Companies have traditionally sought process enhancements that reduce cost and time to market. As a result, efficient, waste-free procedures are (still) the best method to maximize the value of current technologies. Digital technology may be used to improve all processes in manufacturing, logistics, and administration, as well as the organizational structure. Processes in the factory of the future are designed to be simple, based on direct communication and fewer interfaces. When developing and modifying processes with a lean and digital approach, it is important to eliminate confusion and unclear roles.
Digitization will enable growth and stimulate innovation by providing transparency into present processes and situations and allowing data-driven decisions based on these insights. This will propel production to new heights, allowing businesses to meet sustainability and flexibility objectives.
Apply IT and OT data to sustainability
Technological breakthroughs have been the primary engine of previous industrial revolutions and will continue to be critical for the development of Industry 4.0. Cloud computing, machine learning, and the industrial Internet of Things offer a linked organizational environment that enables continuous data interchange and analysis across systems and physical assets.
Companies want scalable and established solutions built on interfaces that assure consistency of execution. This is made easier by employing reference architectures and selecting existing best practices from a solution library. To attain net zero, this library should also include solutions that fulfill the primary aim of carbon footprint neutralization.
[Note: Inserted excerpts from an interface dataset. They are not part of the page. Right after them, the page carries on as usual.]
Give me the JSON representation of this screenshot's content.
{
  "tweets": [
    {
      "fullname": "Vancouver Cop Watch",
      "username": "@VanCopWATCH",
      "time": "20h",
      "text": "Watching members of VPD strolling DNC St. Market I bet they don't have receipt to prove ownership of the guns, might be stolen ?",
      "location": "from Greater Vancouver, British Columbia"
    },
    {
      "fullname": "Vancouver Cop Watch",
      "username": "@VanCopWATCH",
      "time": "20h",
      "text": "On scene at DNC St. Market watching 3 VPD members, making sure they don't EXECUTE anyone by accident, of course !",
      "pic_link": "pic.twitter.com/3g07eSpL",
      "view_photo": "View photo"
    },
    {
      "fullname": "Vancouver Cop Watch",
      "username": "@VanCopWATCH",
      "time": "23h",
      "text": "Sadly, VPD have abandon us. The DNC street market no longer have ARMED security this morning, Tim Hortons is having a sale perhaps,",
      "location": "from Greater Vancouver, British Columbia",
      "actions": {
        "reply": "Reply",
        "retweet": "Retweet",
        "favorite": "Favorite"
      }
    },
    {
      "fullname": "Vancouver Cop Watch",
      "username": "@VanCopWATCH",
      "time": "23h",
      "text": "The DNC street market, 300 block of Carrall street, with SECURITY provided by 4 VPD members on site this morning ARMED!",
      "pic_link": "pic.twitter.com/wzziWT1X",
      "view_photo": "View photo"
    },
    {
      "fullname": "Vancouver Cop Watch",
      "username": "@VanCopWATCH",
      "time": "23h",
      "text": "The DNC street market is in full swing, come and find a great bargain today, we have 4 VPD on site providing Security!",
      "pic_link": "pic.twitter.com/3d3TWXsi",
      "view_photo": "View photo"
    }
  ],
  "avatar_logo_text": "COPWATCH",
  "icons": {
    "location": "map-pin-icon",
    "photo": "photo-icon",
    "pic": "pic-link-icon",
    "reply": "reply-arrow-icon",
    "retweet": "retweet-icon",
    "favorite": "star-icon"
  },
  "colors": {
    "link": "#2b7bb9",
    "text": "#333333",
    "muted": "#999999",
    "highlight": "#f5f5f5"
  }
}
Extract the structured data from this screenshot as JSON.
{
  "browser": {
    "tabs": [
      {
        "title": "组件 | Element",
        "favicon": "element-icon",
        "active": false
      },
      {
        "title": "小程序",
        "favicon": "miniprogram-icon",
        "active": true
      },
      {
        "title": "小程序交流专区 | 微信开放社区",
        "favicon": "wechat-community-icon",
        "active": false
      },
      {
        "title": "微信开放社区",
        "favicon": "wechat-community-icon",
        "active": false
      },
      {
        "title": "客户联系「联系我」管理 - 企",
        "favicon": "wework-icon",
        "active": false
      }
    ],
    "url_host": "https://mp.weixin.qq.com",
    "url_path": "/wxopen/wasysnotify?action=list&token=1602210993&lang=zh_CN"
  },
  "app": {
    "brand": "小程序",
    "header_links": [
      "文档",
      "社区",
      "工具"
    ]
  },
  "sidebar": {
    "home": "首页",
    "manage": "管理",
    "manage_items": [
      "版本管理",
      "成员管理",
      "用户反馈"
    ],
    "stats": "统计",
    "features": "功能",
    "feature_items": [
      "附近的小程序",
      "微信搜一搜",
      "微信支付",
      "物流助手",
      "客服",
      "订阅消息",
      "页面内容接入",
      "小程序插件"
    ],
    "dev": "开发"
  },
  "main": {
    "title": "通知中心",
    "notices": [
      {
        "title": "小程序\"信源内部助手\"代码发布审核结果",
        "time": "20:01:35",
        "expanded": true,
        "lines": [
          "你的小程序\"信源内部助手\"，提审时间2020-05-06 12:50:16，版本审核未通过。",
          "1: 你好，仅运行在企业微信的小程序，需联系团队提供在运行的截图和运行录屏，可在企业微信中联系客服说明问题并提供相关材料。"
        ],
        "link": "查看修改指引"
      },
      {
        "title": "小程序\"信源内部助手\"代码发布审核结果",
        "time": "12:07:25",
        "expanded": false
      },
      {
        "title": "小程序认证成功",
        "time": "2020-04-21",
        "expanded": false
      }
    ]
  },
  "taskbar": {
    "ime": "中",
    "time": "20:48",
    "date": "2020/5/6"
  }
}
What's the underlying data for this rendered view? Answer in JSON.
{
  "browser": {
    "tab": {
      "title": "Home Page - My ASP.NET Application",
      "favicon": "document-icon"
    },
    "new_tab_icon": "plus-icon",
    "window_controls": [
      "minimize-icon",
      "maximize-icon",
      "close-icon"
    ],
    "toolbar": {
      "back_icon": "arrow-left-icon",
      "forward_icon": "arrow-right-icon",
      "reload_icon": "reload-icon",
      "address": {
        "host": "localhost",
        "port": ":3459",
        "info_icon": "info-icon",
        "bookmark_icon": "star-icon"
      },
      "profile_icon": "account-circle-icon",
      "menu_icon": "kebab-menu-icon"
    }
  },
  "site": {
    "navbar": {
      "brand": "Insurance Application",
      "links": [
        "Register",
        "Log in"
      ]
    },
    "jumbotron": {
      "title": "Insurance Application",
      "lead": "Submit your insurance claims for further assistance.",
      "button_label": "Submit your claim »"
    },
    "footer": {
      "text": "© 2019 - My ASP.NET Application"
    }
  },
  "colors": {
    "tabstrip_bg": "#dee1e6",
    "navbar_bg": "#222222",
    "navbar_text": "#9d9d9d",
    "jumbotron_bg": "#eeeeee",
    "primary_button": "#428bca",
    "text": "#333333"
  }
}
The sustainable, efficient factory of the future will be built by connecting the worlds of information technology (IT) and operations technology (OT). While these sectors did not previously cross, the complete integration of IT and OT will yield new insights from plant and operations data. Businesses will gain transparency and easy access to existing and planned digital solutions by utilizing data-enabled technology platforms.
Selecting the correct green and digital solutions, linking them based on current designs, and making them scalable will be the success elements for the future of manufacturing. The technology to address climate change is becoming increasingly available; businesses must learn how to use and scale it properly. To do so, organizations must ensure their approach allows them to gather accurate and continuous data, which is only possible when they construct infrastructure on blueprints and design principles and leverage scalable solutions.
This article was written by Alessandro Silvestro, Principal Industry 4.0 & Sustainability Advisor in Cognizant’s Sustainability Services practice.